------ Extracted data ------
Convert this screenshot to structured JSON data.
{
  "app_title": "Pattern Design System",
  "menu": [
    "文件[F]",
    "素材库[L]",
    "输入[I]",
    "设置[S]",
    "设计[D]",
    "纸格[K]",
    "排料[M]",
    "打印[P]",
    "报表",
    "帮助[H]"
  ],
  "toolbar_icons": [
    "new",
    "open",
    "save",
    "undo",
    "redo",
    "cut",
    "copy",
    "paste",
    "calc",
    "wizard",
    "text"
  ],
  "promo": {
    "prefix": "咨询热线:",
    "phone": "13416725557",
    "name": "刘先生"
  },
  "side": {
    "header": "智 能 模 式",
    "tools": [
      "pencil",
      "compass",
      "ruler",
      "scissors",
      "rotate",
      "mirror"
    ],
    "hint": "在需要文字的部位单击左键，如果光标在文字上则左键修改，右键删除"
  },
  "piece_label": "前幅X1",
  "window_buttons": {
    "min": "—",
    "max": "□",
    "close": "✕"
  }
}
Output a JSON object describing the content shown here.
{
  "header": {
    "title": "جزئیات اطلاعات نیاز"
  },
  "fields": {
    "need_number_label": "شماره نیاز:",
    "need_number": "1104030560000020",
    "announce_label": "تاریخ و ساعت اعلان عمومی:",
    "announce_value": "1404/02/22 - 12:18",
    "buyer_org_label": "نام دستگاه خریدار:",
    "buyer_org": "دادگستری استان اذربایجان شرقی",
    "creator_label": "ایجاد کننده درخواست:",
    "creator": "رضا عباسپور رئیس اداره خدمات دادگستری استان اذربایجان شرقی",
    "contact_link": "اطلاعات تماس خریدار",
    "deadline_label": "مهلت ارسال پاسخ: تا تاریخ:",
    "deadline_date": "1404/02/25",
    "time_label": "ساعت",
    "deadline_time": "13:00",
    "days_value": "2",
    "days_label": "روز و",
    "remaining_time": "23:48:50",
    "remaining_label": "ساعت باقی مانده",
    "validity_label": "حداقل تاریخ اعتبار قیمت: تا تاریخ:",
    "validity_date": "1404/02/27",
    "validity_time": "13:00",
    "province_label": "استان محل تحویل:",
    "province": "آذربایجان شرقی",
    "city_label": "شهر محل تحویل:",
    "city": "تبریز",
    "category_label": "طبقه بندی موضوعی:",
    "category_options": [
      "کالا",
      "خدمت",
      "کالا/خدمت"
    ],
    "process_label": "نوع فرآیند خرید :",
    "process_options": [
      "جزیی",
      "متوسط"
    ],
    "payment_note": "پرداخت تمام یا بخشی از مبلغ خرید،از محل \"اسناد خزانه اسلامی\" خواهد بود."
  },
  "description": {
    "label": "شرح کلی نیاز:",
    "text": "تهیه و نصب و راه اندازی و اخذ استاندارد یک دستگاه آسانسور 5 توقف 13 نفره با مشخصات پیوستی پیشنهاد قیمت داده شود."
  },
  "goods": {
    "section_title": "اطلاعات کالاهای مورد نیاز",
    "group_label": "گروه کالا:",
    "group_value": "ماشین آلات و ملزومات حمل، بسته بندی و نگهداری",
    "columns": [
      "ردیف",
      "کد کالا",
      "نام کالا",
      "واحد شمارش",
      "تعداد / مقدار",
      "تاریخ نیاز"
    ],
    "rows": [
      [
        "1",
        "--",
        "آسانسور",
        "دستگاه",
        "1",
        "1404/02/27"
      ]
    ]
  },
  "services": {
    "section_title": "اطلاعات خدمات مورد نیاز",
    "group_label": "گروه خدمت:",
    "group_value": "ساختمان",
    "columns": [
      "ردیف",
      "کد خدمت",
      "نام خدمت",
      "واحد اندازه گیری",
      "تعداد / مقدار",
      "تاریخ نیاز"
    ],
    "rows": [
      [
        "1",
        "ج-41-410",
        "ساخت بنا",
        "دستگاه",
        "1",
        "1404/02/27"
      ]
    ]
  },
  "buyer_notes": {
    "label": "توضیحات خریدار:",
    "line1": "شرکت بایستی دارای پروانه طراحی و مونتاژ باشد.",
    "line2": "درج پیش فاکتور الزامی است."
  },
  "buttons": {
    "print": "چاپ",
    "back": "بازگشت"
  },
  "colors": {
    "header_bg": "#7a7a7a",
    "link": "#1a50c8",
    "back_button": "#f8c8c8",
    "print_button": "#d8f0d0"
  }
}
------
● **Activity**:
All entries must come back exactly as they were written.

● **Output of the task**:
Convert this screenshot to structured JSON data.
{
  "app_title": "Pattern Design System",
  "menu": [
    "文件[F]",
    "素材库[L]",
    "输入[I]",
    "设置[S]",
    "设计[D]",
    "纸格[K]",
    "排料[M]",
    "打印[P]",
    "报表",
    "帮助[H]"
  ],
  "toolbar_icons": [
    "new",
    "open",
    "save",
    "undo",
    "redo",
    "cut",
    "copy",
    "paste",
    "calc",
    "wizard",
    "text"
  ],
  "promo": {
    "prefix": "咨询热线:",
    "phone": "13416725557",
    "name": "刘先生"
  },
  "side": {
    "header": "智 能 模 式",
    "tools": [
      "pencil",
      "compass",
      "ruler",
      "scissors",
      "rotate",
      "mirror"
    ],
    "hint": "在需要文字的部位单击左键，如果光标在文字上则左键修改，右键删除"
  },
  "piece_label": "前幅X1",
  "window_buttons": {
    "min": "—",
    "max": "□",
    "close": "✕"
  }
}
Output a JSON object describing the content shown here.
{
  "header": {
    "title": "جزئیات اطلاعات نیاز"
  },
  "fields": {
    "need_number_label": "شماره نیاز:",
    "need_number": "1104030560000020",
    "announce_label": "تاریخ و ساعت اعلان عمومی:",
    "announce_value": "1404/02/22 - 12:18",
    "buyer_org_label": "نام دستگاه خریدار:",
    "buyer_org": "دادگستری استان اذربایجان شرقی",
    "creator_label": "ایجاد کننده درخواست:",
    "creator": "رضا عباسپور رئیس اداره خدمات دادگستری استان اذربایجان شرقی",
    "contact_link": "اطلاعات تماس خریدار",
    "deadline_label": "مهلت ارسال پاسخ: تا تاریخ:",
    "deadline_date": "1404/02/25",
    "time_label": "ساعت",
    "deadline_time": "13:00",
    "days_value": "2",
    "days_label": "روز و",
    "remaining_time": "23:48:50",
    "remaining_label": "ساعت باقی مانده",
    "validity_label": "حداقل تاریخ اعتبار قیمت: تا تاریخ:",
    "validity_date": "1404/02/27",
    "validity_time": "13:00",
    "province_label": "استان محل تحویل:",
    "province": "آذربایجان شرقی",
    "city_label": "شهر محل تحویل:",
    "city": "تبریز",
    "category_label": "طبقه بندی موضوعی:",
    "category_options": [
      "کالا",
      "خدمت",
      "کالا/خدمت"
    ],
    "process_label": "نوع فرآیند خرید :",
    "process_options": [
      "جزیی",
      "متوسط"
    ],
    "payment_note": "پرداخت تمام یا بخشی از مبلغ خرید،از محل \"اسناد خزانه اسلامی\" خواهد بود."
  },
  "description": {
    "label": "شرح کلی نیاز:",
    "text": "تهیه و نصب و راه اندازی و اخذ استاندارد یک دستگاه آسانسور 5 توقف 13 نفره با مشخصات پیوستی پیشنهاد قیمت داده شود."
  },
  "goods": {
    "section_title": "اطلاعات کالاهای مورد نیاز",
    "group_label": "گروه کالا:",
    "group_value": "ماشین آلات و ملزومات حمل، بسته بندی و نگهداری",
    "columns": [
      "ردیف",
      "کد کالا",
      "نام کالا",
      "واحد شمارش",
      "تعداد / مقدار",
      "تاریخ نیاز"
    ],
    "rows": [
      [
        "1",
        "--",
        "آسانسور",
        "دستگاه",
        "1",
        "1404/02/27"
      ]
    ]
  },
  "services": {
    "section_title": "اطلاعات خدمات مورد نیاز",
    "group_label": "گروه خدمت:",
    "group_value": "ساختمان",
    "columns": [
      "ردیف",
      "کد خدمت",
      "نام خدمت",
      "واحد اندازه گیری",
      "تعداد / مقدار",
      "تاریخ نیاز"
    ],
    "rows": [
      [
        "1",
        "ج-41-410",
        "ساخت بنا",
        "دستگاه",
        "1",
        "1404/02/27"
      ]
    ]
  },
  "buyer_notes": {
    "label": "توضیحات خریدار:",
    "line1": "شرکت بایستی دارای پروانه طراحی و مونتاژ باشد.",
    "line2": "درج پیش فاکتور الزامی است."
  },
  "buttons": {
    "print": "چاپ",
    "back": "بازگشت"
  },
  "colors": {
    "header_bg": "#7a7a7a",
    "link": "#1a50c8",
    "back_button": "#f8c8c8",
    "print_button": "#d8f0d0"
  }
}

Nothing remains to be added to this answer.